A report released by the United Nations in early September accused Libyan local and state authorities of being involved in human trafficking. United Nations Secretary-General Antonio Guterres wrote in the report that both local and state authorities in Libya are involved in the human trafficking of migrants. The UN said that the information it had received in order to write the report was "credible."
The UN mission in Libya, UNSMIL, continues to receive "credible information on the involvement of state and local authorities in contraband and migrant trafficking," said UN Secretary-General Antonio Guterres in a report on Libya released last week.
The report said the traffickers' business model in Libya continues to evolve and adapt to an environment made increasingly difficult by instability and conflict.
In a climate of widespread illegality, "armed groups obtain significant profits by imposing heavy taxes in exchange for protection services for traffickers' convoys," read the report.

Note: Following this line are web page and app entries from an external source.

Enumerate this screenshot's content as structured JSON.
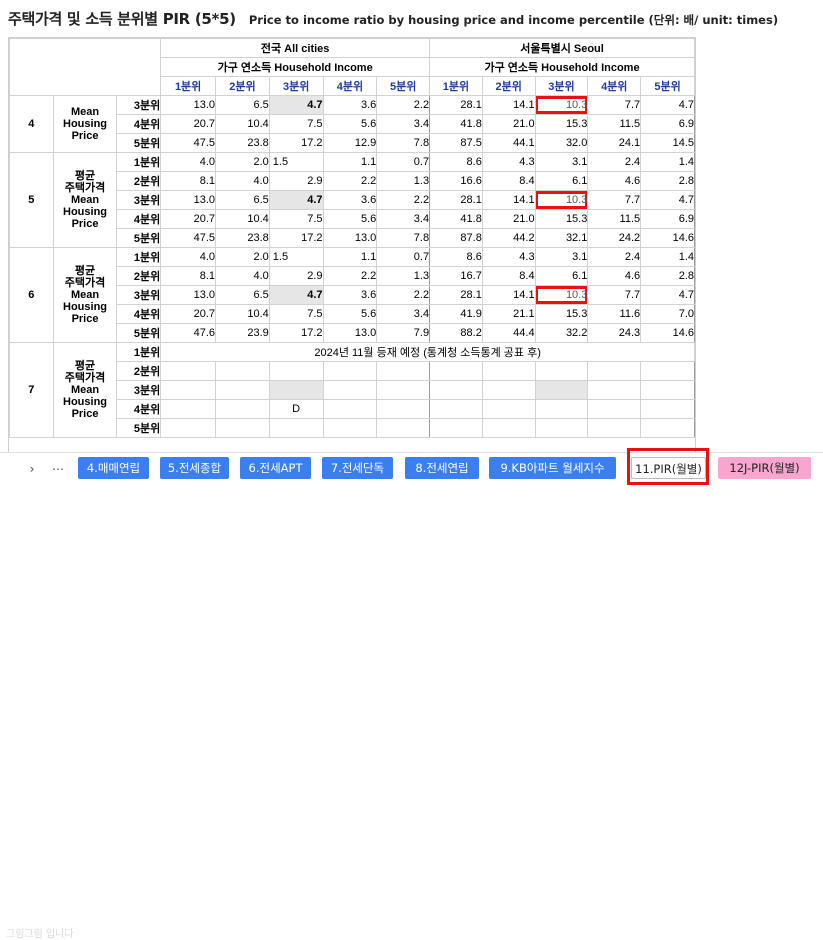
{
  "title": {
    "kr": "주택가격 및 소득 분위별 PIR (5*5)",
    "en": "Price to income ratio by housing price and income percentile  (단위: 배/ unit: times)"
  },
  "header": {
    "national": "전국 All cities",
    "seoul": "서울특별시 Seoul",
    "income_label": "가구 연소득 Household Income",
    "quintiles": [
      "1분위",
      "2분위",
      "3분위",
      "4분위",
      "5분위"
    ]
  },
  "row_label": "평균\n주택가격\nMean\nHousing\nPrice",
  "row_label_short": "Mean\nHousing\nPrice",
  "blocks": [
    {
      "group": "4",
      "label_key": "short",
      "rows": [
        {
          "q": "3분위",
          "national": [
            "13.0",
            "6.5",
            "4.7",
            "3.6",
            "2.2"
          ],
          "seoul": [
            "28.1",
            "14.1",
            "10.3",
            "7.7",
            "4.7"
          ]
        },
        {
          "q": "4분위",
          "national": [
            "20.7",
            "10.4",
            "7.5",
            "5.6",
            "3.4"
          ],
          "seoul": [
            "41.8",
            "21.0",
            "15.3",
            "11.5",
            "6.9"
          ]
        },
        {
          "q": "5분위",
          "national": [
            "47.5",
            "23.8",
            "17.2",
            "12.9",
            "7.8"
          ],
          "seoul": [
            "87.5",
            "44.1",
            "32.0",
            "24.1",
            "14.5"
          ]
        }
      ]
    },
    {
      "group": "5",
      "label_key": "full",
      "rows": [
        {
          "q": "1분위",
          "national": [
            "4.0",
            "2.0",
            "1.5",
            "1.1",
            "0.7"
          ],
          "seoul": [
            "8.6",
            "4.3",
            "3.1",
            "2.4",
            "1.4"
          ]
        },
        {
          "q": "2분위",
          "national": [
            "8.1",
            "4.0",
            "2.9",
            "2.2",
            "1.3"
          ],
          "seoul": [
            "16.6",
            "8.4",
            "6.1",
            "4.6",
            "2.8"
          ]
        },
        {
          "q": "3분위",
          "national": [
            "13.0",
            "6.5",
            "4.7",
            "3.6",
            "2.2"
          ],
          "seoul": [
            "28.1",
            "14.1",
            "10.3",
            "7.7",
            "4.7"
          ]
        },
        {
          "q": "4분위",
          "national": [
            "20.7",
            "10.4",
            "7.5",
            "5.6",
            "3.4"
          ],
          "seoul": [
            "41.8",
            "21.0",
            "15.3",
            "11.5",
            "6.9"
          ]
        },
        {
          "q": "5분위",
          "national": [
            "47.5",
            "23.8",
            "17.2",
            "13.0",
            "7.8"
          ],
          "seoul": [
            "87.8",
            "44.2",
            "32.1",
            "24.2",
            "14.6"
          ]
        }
      ]
    },
    {
      "group": "6",
      "label_key": "full",
      "rows": [
        {
          "q": "1분위",
          "national": [
            "4.0",
            "2.0",
            "1.5",
            "1.1",
            "0.7"
          ],
          "seoul": [
            "8.6",
            "4.3",
            "3.1",
            "2.4",
            "1.4"
          ]
        },
        {
          "q": "2분위",
          "national": [
            "8.1",
            "4.0",
            "2.9",
            "2.2",
            "1.3"
          ],
          "seoul": [
            "16.7",
            "8.4",
            "6.1",
            "4.6",
            "2.8"
          ]
        },
        {
          "q": "3분위",
          "national": [
            "13.0",
            "6.5",
            "4.7",
            "3.6",
            "2.2"
          ],
          "seoul": [
            "28.1",
            "14.1",
            "10.3",
            "7.7",
            "4.7"
          ]
        },
        {
          "q": "4분위",
          "national": [
            "20.7",
            "10.4",
            "7.5",
            "5.6",
            "3.4"
          ],
          "seoul": [
            "41.9",
            "21.1",
            "15.3",
            "11.6",
            "7.0"
          ]
        },
        {
          "q": "5분위",
          "national": [
            "47.6",
            "23.9",
            "17.2",
            "13.0",
            "7.9"
          ],
          "seoul": [
            "88.2",
            "44.4",
            "32.2",
            "24.3",
            "14.6"
          ]
        }
      ]
    }
  ],
  "pending_block": {
    "group": "7",
    "note": "2024년 11월 등재 예정 (통계청 소득통계 공표 후)",
    "d_mark": "D",
    "rows": [
      "1분위",
      "2분위",
      "3분위",
      "4분위",
      "5분위"
    ]
  },
  "tabs": [
    {
      "label": "4.매매연립",
      "style": "blue"
    },
    {
      "label": "5.전세종합",
      "style": "blue"
    },
    {
      "label": "6.전세APT",
      "style": "blue"
    },
    {
      "label": "7.전세단독",
      "style": "blue"
    },
    {
      "label": "8.전세연립",
      "style": "blue"
    },
    {
      "label": "9.KB아파트 월세지수",
      "style": "blue"
    },
    {
      "label": "11.PIR(월별)",
      "style": "active"
    },
    {
      "label": "12J-PIR(월별)",
      "style": "pink"
    }
  ],
  "nav": {
    "next": "›",
    "more": "⋯"
  },
  "watermark": "그림그림 입니다"
}
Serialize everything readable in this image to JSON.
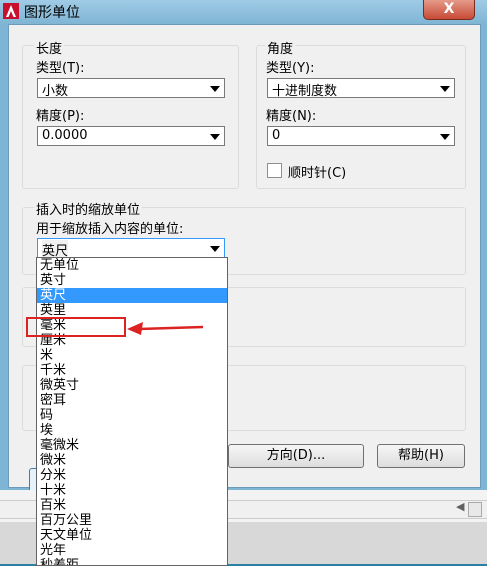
{
  "window": {
    "title": "图形单位",
    "close_label": "X"
  },
  "length": {
    "group_label": "长度",
    "type_label": "类型(T):",
    "type_value": "小数",
    "precision_label": "精度(P):",
    "precision_value": "0.0000"
  },
  "angle": {
    "group_label": "角度",
    "type_label": "类型(Y):",
    "type_value": "十进制度数",
    "precision_label": "精度(N):",
    "precision_value": "0",
    "clockwise_label": "顺时针(C)"
  },
  "insertion": {
    "group_label": "插入时的缩放单位",
    "sub_label": "用于缩放插入内容的单位:",
    "value": "英尺",
    "options": [
      "无单位",
      "英寸",
      "英尺",
      "英里",
      "毫米",
      "厘米",
      "米",
      "千米",
      "微英寸",
      "密耳",
      "码",
      "埃",
      "毫微米",
      "微米",
      "分米",
      "十米",
      "百米",
      "百万公里",
      "天文单位",
      "光年",
      "秒差距"
    ],
    "selected_index": 2,
    "highlighted_index": 4
  },
  "buttons": {
    "direction": "方向(D)...",
    "help": "帮助(H)"
  },
  "colors": {
    "title_bar": "#7fb5d4",
    "close_button": "#c74a36",
    "selection": "#3399ff",
    "callout": "#dd2222"
  }
}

The UN panel of experts on Libya said it is concerned by the attempts of various groups to obtain legitimacy by pretending to support anti-trafficking forces with the goal of receiving technical and material assistance from abroad.
Detention centers 'paradise for trafficking'
Meanwhile, Libyan detention centers including facilities at Khoms, Suq al-Khamis and Zawiyah have become "paradises for trafficking and possible forced disappearances."
Since the start of the offensive in Libya on April 4, 2019, hundreds of people intercepted by the Libyan Coast Guard have been sent to detention centers run by the Anti-Immigration Directorate and to unofficial centers controlled by militias, while others disappeared after disembarkation.
The UN Secretary-General's report said requests to locate these people "did not receive any response on the part of the [internationally approved] Government of National Accord."
Citing UNHCR data, Guterres calculated that about 4,700 refugees and migrants are being detained in Libya, while Libyan authorities have spoken of thousands more prisoners of traffickers in centers to which UNHCR has no access.
'Climate of impunity on human rights violations'
Guterres said he is concerned about the "climate of impunity" in the face of systematic violations of human rights, "particularly due to the void created by the weakness of law enforcement and the general lack of security." He said migrants and refugees experience tragic conditions inside the centers, as well as during their journeys toward the Libyan coast; and are "forced to go hungry, endure violent beatings, torture with heated metal, electric shocks, sexual and gender violence."
UNICEF observed that nearly half of the women and young girls said they have experienced sexual violence in these camps. Many of them said they had to resort to emergency contraception in order to avoid falling pregnant.